*** Begin section ***

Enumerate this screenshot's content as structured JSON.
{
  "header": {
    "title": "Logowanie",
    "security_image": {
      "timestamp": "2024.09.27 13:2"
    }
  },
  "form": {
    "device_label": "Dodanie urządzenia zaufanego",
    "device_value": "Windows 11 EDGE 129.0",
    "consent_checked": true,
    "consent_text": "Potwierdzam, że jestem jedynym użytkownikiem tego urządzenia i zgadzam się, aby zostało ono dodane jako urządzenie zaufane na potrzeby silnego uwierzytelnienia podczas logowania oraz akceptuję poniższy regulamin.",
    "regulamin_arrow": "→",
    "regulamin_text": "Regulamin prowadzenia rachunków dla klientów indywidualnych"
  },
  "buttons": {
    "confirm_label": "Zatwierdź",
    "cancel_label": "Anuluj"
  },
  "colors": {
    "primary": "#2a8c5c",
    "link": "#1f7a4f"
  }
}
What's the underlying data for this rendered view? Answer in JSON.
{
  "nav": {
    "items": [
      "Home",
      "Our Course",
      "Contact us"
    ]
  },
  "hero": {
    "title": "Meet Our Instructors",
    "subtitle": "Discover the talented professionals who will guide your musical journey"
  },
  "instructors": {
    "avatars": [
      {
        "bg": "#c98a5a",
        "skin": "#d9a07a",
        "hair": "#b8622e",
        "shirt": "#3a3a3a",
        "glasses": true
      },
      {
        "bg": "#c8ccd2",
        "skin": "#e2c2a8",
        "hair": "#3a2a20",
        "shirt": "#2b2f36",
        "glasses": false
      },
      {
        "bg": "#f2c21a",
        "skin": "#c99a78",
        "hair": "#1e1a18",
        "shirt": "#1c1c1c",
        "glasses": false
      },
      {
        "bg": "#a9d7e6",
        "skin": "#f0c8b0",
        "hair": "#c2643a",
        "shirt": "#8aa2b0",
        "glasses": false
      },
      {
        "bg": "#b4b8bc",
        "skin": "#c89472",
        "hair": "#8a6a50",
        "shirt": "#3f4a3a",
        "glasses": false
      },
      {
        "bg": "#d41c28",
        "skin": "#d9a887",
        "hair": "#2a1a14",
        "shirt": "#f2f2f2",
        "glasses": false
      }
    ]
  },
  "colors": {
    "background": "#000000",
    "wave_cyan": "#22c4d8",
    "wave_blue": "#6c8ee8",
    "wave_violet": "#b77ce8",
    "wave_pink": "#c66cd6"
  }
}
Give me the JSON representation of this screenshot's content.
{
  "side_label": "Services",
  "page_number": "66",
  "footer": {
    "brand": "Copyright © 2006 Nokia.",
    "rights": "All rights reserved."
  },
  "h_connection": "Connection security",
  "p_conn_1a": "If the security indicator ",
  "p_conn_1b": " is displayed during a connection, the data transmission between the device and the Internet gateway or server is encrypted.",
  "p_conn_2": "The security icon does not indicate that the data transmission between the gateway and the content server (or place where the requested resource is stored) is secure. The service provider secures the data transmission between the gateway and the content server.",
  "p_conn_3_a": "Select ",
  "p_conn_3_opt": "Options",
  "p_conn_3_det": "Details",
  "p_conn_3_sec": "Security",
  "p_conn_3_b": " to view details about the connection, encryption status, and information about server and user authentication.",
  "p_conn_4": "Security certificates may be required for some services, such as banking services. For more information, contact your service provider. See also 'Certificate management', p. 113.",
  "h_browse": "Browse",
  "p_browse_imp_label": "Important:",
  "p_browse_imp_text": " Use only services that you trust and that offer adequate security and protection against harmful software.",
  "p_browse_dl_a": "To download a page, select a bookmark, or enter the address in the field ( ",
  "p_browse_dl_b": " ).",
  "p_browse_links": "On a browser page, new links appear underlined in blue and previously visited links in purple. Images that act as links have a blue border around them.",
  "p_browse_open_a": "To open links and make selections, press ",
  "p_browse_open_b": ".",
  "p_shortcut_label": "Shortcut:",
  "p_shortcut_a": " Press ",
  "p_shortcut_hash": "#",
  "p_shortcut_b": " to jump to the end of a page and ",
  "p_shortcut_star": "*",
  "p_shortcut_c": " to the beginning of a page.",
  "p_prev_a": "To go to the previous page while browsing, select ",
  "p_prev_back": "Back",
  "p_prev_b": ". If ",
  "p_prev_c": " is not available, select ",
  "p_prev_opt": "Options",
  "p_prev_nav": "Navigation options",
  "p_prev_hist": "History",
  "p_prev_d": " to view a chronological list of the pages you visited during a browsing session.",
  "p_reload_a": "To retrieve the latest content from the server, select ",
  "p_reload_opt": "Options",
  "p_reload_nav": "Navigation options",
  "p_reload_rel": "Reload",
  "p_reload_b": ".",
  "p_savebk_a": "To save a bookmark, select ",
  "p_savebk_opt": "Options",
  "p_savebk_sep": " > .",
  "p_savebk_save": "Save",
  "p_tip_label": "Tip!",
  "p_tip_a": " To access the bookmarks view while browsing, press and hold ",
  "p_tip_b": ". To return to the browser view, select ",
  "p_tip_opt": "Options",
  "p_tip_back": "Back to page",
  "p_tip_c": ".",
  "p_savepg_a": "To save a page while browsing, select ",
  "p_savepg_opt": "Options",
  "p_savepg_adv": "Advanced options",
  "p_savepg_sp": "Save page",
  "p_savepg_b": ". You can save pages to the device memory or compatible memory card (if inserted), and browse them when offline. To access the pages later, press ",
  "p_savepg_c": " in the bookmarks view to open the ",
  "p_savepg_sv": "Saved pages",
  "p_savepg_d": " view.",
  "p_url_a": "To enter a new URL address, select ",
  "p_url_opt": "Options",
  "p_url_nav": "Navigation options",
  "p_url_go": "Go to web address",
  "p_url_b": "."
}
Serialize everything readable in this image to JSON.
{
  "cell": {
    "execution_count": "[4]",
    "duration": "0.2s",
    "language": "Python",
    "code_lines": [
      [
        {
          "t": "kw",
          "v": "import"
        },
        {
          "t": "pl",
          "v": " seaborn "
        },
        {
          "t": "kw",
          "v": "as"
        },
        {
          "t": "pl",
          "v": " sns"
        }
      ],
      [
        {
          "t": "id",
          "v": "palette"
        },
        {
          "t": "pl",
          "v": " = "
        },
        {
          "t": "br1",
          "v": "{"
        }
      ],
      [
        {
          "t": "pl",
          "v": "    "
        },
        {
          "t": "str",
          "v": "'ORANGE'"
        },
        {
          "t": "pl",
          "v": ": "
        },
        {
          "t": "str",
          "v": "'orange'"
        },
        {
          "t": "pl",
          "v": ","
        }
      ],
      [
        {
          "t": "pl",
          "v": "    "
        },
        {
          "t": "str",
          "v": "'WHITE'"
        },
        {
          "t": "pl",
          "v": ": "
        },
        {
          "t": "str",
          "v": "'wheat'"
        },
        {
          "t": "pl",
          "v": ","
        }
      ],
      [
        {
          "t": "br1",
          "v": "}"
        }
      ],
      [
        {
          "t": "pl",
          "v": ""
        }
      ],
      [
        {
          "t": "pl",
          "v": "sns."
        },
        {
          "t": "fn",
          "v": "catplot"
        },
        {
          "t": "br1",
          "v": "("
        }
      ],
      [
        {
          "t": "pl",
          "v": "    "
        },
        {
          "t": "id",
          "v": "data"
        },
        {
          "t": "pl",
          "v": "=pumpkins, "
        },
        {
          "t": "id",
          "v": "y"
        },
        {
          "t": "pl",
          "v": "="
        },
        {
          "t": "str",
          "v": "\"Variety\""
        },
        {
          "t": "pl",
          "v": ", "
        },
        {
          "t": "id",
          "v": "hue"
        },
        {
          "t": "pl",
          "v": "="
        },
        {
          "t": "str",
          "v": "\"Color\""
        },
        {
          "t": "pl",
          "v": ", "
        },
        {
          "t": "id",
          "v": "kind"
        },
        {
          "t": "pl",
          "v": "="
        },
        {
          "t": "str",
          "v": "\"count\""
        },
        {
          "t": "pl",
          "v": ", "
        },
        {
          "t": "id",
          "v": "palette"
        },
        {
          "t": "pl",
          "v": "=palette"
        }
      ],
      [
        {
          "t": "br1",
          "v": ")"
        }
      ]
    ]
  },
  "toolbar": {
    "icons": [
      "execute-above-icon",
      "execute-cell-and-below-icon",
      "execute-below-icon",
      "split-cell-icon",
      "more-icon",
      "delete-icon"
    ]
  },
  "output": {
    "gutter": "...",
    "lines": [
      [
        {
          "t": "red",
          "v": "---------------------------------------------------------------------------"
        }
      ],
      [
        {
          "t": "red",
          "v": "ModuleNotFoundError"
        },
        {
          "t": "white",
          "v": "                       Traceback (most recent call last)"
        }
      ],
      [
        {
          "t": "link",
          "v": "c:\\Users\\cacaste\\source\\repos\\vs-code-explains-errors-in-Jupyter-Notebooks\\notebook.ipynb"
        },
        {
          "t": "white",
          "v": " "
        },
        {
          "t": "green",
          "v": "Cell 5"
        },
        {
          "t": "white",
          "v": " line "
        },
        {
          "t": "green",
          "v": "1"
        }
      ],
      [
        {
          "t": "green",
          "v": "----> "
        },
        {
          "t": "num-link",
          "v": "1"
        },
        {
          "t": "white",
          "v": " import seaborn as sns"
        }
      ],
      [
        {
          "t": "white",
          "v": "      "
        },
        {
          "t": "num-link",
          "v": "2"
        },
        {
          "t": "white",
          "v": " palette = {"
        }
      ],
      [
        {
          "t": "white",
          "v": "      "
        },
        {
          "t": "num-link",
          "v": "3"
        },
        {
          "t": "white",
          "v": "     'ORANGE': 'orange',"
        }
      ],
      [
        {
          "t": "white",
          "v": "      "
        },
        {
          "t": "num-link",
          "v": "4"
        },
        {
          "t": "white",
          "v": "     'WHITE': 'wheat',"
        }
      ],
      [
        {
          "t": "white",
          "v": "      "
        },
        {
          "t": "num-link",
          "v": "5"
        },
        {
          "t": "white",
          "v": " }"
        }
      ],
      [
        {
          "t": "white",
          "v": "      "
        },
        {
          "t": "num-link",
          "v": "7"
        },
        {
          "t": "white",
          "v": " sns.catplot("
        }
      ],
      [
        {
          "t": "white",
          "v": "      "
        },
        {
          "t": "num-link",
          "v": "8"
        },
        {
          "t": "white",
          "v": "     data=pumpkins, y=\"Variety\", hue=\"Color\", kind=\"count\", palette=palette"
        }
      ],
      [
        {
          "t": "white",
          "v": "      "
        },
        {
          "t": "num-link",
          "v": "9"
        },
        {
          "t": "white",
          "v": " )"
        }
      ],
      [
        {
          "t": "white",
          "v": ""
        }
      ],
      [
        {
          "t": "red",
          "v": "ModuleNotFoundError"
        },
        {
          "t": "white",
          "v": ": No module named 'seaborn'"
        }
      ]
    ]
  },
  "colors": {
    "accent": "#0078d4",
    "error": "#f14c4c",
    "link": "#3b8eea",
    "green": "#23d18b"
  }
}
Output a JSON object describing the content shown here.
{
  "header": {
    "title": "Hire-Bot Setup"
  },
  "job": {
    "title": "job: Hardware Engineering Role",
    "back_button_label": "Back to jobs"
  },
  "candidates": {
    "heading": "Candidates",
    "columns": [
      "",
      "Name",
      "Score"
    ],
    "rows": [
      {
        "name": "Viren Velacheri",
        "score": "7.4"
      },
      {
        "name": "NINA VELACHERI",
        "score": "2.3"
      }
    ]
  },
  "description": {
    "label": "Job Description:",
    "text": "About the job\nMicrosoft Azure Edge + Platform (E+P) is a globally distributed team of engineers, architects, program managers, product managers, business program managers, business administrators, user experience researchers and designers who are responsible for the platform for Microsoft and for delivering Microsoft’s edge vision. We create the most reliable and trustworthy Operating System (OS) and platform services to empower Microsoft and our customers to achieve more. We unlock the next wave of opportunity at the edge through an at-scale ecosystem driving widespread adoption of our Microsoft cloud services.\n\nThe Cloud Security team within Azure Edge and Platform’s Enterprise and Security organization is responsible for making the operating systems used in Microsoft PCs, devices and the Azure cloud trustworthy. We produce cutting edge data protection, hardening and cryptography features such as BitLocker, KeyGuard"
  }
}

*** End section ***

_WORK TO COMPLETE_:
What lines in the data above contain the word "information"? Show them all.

_YOUR RESPONSE_:
  "p_conn_3_b": " to view details about the connection, encryption status, and information about server and user authentication.",
  "p_conn_4": "Security certificates may be required for some services, such as banking services. For more information, contact your service provider. See also 'Certificate management', p. 113.",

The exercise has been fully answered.